During my summer I attended a language program with a stress on written grammar and vocabulary. At first I did not like this form of learning a language as I felt the important part of learning a language is speaking. I soon learned that for Korean grammar is the most important. With so many grammar patterns, the written part is the only way to master the language. Outside of class is when the usage of what I learned by writing is transformed into spoken form. I was able to use my language skills and adapt to the culture when I would venture to places in Seoul that are not frequented by tourists. By seeing the parts of Seoul that the people who actually live there spend time, I was able to push my comfort zone and see how much I had learned. While I did not achieve the comfortable speed at which I was hoping to converse in Korean, I have however greatly increased my confidence in the spoken language. My speed has increased but there is always room for improvement.

Reflection on my summer language abroad experience overall:

The biggest change in my worldview from my summer in Korea is what it is to be in a minority. Korea is a very homogeneous country with most people being of the same ethnicity and race. Not being of Korean decent racial and ethnically put me in the minority. I now know what it is like to be an outsider no matter what you do. It does not matter how long you live in Korea or how well you master the language, if you are not of Korean decent, you will never be accepted as Korean by society. My advice to those who are interested in summer language study is to not let the fear and doubt stop you from doing it. While you may not think you will have fun, make friends, know enough of the language, you should do it anyways. Once you get there and start learning, you will find that everything starts to work out and it is all worth it in the end.
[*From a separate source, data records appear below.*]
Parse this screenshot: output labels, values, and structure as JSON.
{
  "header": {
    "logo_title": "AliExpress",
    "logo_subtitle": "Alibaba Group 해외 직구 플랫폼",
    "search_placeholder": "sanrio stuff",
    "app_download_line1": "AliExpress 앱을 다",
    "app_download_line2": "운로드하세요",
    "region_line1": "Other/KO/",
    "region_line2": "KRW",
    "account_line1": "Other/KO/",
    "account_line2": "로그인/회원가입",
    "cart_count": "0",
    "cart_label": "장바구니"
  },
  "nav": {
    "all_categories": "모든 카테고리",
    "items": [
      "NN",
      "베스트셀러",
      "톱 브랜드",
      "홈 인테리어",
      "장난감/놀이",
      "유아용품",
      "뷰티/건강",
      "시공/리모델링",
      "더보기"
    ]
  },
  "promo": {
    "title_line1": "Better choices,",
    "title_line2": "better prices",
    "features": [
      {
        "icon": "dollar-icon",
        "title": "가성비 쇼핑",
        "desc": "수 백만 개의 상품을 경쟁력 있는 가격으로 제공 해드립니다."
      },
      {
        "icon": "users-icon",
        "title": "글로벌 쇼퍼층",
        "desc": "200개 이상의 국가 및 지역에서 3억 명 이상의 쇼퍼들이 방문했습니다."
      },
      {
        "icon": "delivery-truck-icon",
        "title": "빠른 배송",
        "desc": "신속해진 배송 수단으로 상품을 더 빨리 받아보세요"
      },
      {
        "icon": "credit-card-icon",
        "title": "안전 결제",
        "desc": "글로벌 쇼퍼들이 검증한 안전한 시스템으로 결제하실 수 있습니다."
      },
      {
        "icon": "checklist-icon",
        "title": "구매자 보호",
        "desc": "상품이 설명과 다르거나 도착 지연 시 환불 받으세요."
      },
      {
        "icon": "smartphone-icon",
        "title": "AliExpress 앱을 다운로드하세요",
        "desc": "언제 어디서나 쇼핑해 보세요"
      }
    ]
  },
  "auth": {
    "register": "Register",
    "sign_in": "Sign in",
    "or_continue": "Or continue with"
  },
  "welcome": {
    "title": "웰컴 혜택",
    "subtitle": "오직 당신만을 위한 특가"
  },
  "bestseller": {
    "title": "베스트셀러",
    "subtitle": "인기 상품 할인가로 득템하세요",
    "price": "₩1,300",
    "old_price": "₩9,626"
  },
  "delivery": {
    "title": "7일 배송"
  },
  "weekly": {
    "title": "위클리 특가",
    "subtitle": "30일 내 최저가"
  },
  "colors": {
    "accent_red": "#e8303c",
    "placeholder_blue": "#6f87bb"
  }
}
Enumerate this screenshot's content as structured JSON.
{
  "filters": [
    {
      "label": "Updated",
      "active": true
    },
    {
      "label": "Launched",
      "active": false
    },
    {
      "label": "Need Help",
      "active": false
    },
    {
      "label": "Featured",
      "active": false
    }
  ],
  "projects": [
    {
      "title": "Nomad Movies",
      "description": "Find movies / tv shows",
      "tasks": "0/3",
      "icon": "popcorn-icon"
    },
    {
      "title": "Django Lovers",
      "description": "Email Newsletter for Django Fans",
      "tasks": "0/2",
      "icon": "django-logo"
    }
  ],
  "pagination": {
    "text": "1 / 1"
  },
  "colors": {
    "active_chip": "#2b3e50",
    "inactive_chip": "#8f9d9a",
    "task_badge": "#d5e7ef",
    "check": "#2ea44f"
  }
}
The regret of not doing it will be much greater than the fears and the doubts of now.

How I plan to use my language and intercultural competences in the future:

I will use all that I learned from my summer experience to help me in my study abroad next semester. This fall of 2015 I am studying abroad at Yonsei University in Seoul, Korea. By continuing my education in Korea for a semester, I can continue to use and build on what I learned this summer. I will continue my studying of Korean language this next semester both in the classroom and outside. I still want to work towards a minor in Korean and now having studied in Korea, I have a greater drive to achieve so. I will use my SLA Grant experience of learning how to live and learn in a foreign country for the rest of my life. If I can spend a summer in another country and adapt to their society and language, I can adapt for any class or job. I know that if I push myself I can overcome any obstacle and that self-confidence will help me for the rest of my life.